  • 3.29 (1.98–5.45) for those hospitalized with IBD flare-ups.

  • 1.62 (0.95–2.77) for those who had persistent IBD activity.

  • 0.97 (0.78–1.19) for those who had been in remission.

The 73 451 patients who survived to at least 30 days after discharge included 863 (about 1.2%) with IBD. The latter group's IBD status was continuously updated, such that 368 (about 42%) IBD patients remained in remission during a follow-up that averaged 3.9 years. Compared with those without IBD at MI hospitalization, those with any form of the disease during follow-up showed significant 14% and 17% increases in all-cause mortality and cardiovascular events, respectively.

The risks of those two events and especially of recurrent MI climbed the highest for those with an IBD flare before, during, or after the index hospitalization. Hazard ratios were adjusted as before with further adjustment for having PCI or CABG.

Hazard Ratios (95% CI) vs No IBD for Subsequent Outcomes by IBD Status

End Points for >30-d Survivors Any IBD Persistent IBD Activity IBD Flare-up
All-cause mortality 1.14 (1.01–1.28) 2.04 (1.53–2.73) 2.25 (1.61–3.15)
Recurrent MI 1.21 (0.99–1.49) 1.98 (1.09–3.61) 3.09 (1.79–5.32)
CV events* 1.17 (1.03–1.34) 1.73 (1.19-–2.50) 2.04 (1.35–3.06)

*Reinfarction, cardiovascular death, or stroke >30 days from primary discharge

The findings by IBD status didn't vary by drugs received after discharge from the primary hospitalization, according to the group.

"No previous studies of post-MI prognosis in patients with IBD have been reported, but the association between IBD and worsened prognosis after MI is in line with findings in other chronic inflammatory diseases, including rheumatoid arthritis and psoriasis," according to the authors.

Kristensen said that "increased clinical vigilance is warranted toward both cardiovascular and gastrointestinal symptoms in the period following a myocardial infarction for patients with IBD. However, whether improved cardiovascular treatment or more aggressive anti-inflammatory IBD therapy can lower this excess risk requires further studies."

Kristensen had no conflicts of interest. Disclosures for the coauthors are listed in the report.

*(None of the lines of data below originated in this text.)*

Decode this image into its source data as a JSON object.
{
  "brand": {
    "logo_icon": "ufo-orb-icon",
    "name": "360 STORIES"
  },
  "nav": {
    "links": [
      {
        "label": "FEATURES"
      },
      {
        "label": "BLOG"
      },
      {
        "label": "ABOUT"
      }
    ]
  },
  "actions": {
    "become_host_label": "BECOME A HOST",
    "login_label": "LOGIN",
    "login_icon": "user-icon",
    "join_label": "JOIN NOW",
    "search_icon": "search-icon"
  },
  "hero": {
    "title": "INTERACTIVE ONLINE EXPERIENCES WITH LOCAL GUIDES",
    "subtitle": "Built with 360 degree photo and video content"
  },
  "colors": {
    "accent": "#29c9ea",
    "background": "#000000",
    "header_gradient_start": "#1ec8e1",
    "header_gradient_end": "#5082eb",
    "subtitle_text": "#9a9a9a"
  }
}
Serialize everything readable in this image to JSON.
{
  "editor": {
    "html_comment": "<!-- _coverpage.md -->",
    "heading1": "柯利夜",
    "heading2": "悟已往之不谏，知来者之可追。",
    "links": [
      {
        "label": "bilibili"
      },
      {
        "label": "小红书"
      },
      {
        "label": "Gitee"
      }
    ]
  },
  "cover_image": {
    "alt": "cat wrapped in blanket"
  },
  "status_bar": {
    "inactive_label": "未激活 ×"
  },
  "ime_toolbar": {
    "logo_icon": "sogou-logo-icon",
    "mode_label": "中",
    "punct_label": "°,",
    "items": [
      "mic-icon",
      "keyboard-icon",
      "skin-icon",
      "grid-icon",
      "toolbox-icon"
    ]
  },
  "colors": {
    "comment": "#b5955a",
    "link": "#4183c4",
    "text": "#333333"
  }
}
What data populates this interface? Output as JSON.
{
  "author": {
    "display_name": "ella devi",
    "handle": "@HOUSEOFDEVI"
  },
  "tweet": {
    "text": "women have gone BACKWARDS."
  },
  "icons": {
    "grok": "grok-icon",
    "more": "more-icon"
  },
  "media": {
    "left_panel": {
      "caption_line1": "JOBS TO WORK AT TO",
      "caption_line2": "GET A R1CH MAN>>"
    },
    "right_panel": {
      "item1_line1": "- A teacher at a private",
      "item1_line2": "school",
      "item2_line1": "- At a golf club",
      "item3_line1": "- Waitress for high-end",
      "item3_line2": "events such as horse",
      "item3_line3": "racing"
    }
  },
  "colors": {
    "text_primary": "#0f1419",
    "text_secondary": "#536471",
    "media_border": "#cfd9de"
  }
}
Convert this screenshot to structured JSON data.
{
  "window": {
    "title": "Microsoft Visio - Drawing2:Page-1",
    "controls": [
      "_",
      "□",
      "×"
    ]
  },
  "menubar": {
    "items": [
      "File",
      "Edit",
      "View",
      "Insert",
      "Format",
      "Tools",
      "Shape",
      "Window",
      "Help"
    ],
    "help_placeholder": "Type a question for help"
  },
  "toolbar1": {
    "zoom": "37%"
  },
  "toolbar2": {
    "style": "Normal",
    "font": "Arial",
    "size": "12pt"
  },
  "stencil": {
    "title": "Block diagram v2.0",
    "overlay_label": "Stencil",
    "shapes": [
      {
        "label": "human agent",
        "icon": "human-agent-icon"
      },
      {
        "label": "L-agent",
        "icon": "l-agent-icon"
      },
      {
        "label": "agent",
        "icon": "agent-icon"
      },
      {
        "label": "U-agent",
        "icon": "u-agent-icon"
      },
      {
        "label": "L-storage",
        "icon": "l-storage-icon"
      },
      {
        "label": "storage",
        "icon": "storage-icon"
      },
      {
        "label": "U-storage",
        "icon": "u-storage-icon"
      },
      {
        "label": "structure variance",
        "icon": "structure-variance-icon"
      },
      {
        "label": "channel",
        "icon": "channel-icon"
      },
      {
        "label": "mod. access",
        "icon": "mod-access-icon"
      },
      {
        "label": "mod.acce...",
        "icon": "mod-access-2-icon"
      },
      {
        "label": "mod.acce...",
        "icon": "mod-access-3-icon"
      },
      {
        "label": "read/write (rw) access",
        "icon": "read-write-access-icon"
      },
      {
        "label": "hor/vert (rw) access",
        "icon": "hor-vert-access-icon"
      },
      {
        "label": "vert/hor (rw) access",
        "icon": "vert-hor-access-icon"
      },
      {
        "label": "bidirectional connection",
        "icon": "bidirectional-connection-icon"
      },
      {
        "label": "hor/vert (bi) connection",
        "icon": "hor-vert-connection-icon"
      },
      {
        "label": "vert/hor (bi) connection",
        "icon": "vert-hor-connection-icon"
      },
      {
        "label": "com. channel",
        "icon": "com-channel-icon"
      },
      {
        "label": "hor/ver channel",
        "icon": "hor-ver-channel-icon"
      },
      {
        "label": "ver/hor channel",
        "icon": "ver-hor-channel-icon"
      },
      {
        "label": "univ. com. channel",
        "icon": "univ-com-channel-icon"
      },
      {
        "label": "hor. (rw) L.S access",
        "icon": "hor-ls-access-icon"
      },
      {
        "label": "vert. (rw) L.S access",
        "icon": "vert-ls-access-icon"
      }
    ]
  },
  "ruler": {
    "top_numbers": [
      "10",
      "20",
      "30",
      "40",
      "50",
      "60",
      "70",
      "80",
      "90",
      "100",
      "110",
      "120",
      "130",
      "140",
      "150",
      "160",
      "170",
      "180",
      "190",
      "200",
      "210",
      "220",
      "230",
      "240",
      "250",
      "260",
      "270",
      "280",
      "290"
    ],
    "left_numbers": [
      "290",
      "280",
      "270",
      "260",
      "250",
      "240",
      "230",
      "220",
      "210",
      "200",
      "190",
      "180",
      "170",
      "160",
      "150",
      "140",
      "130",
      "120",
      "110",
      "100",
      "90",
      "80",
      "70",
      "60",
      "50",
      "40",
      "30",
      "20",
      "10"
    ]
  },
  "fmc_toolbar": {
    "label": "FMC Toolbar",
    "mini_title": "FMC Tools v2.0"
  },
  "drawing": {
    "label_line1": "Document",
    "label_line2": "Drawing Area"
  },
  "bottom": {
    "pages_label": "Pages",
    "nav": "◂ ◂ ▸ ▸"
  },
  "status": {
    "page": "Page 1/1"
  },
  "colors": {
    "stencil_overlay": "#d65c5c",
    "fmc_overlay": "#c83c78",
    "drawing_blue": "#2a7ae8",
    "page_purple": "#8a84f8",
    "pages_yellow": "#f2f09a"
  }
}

Comments on Medscape are moderated and should be professional in tone and on topic. You must declare any conflicts of interest related to your comments and responses. Please see our Commenting Guide for further information. We reserve the right to remove posts at our sole discretion.